Agreed! It used to be that you paid a whopping entrance fee and got all your autographs for 'free' as it were as long as you could take the large three hour long queues! But then some bright spark came up with the idea for individual charging! Makes no diff to me as I can say I've seen said actor in the flesh and saved my valuable cash in my pocket and not given it to someone who has probably two or three homes as big as royal estates and organizers who are literally obese with money coming out of their ears!
I just finished reading The Fifty-Year Mission: The Next 25 Years by Mark A. Altman & Edward Gross. For those of you haven't read it, it's an oral history of Star Trek through interviews with almost everyone involved in each incarnation of the show. The DS9 section has several disclosures that I had not heard before surrounding Avery Brooks. These quotes can be found between pages 450 and 500. According to Rick Berman, "Avery was very talented and a very odd human being. I think you could categorize him as an angry person [...] I got the sense he was never really happy with his involvement with the show. [...] The only members of the cast he got along with extremely well were Nana and Colm. He was very close with Cirroc too. And the others all had a very odd relationships with him. They were almost frightened of Avery's demeanor [...] His temper was the stuff of legend by the time the series wrapped."
Armin Shimerman said "It was clear from day one, Avery saw this as a job and nothing more. I don't think he enjoyed doing television to be honest."
Alexander Siddig said "Avery and I did not get on sadly [...] there was a tension between us for much of our time together on set. I didn't even seen him as my colleague. He was my boss. But professionalism won out massively and our method of working together was to deliver our lines and stay out of one another's way between takes. [...] His moods were very up and down. When he got angry, he got angry."
If you are going to quote Fifty Year Mission, you must do so accurately. I've noted a number of important deviations from what s available in the book (some of which are present in Google's preview of the book) that have changed the impression that comes from the book.
Wasn’t sid originally going to play Sisko, till they met him in person and realised how young he was?

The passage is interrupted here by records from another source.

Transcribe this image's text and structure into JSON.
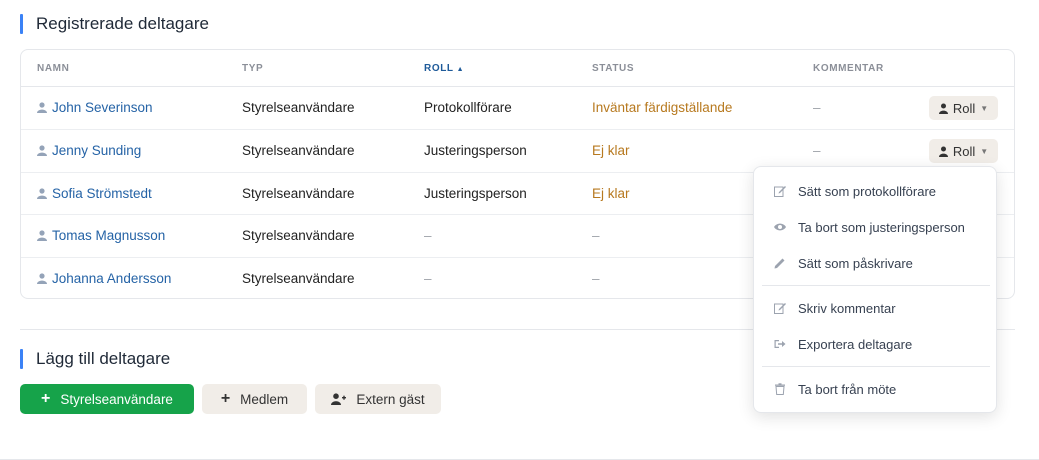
{
  "registered": {
    "title": "Registrerade deltagare",
    "columns": {
      "name": "NAMN",
      "type": "TYP",
      "role": "ROLL",
      "status": "STATUS",
      "comment": "KOMMENTAR"
    },
    "rows": [
      {
        "name": "John Severinson",
        "type": "Styrelseanvändare",
        "role": "Protokollförare",
        "status": "Inväntar färdigställande",
        "comment": "–",
        "roll_label": "Roll"
      },
      {
        "name": "Jenny Sunding",
        "type": "Styrelseanvändare",
        "role": "Justeringsperson",
        "status": "Ej klar",
        "comment": "–",
        "roll_label": "Roll"
      },
      {
        "name": "Sofia Strömstedt",
        "type": "Styrelseanvändare",
        "role": "Justeringsperson",
        "status": "Ej klar",
        "comment": ""
      },
      {
        "name": "Tomas Magnusson",
        "type": "Styrelseanvändare",
        "role": "–",
        "status": "–",
        "comment": ""
      },
      {
        "name": "Johanna Andersson",
        "type": "Styrelseanvändare",
        "role": "–",
        "status": "–",
        "comment": ""
      }
    ]
  },
  "dropdown": {
    "items": [
      {
        "label": "Sätt som protokollförare",
        "icon": "edit-icon"
      },
      {
        "label": "Ta bort som justeringsperson",
        "icon": "eye-icon"
      },
      {
        "label": "Sätt som påskrivare",
        "icon": "pencil-icon"
      },
      {
        "label": "Skriv kommentar",
        "icon": "edit-icon"
      },
      {
        "label": "Exportera deltagare",
        "icon": "export-icon"
      },
      {
        "label": "Ta bort från möte",
        "icon": "trash-icon"
      }
    ]
  },
  "add": {
    "title": "Lägg till deltagare",
    "board_user_label": "Styrelseanvändare",
    "member_label": "Medlem",
    "guest_label": "Extern gäst"
  },
  "colors": {
    "accent": "#3b82f6",
    "link": "#2563a6",
    "warning": "#b7791f",
    "primary_button": "#16a34a",
    "secondary_button": "#f1ede8"
  }
}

Berman invited Siddig to audition for Sisko, believing he would be a strong candidate. And yes, he realized Siddig was too young. Siddig was never offered the part.
Separate names with a comma.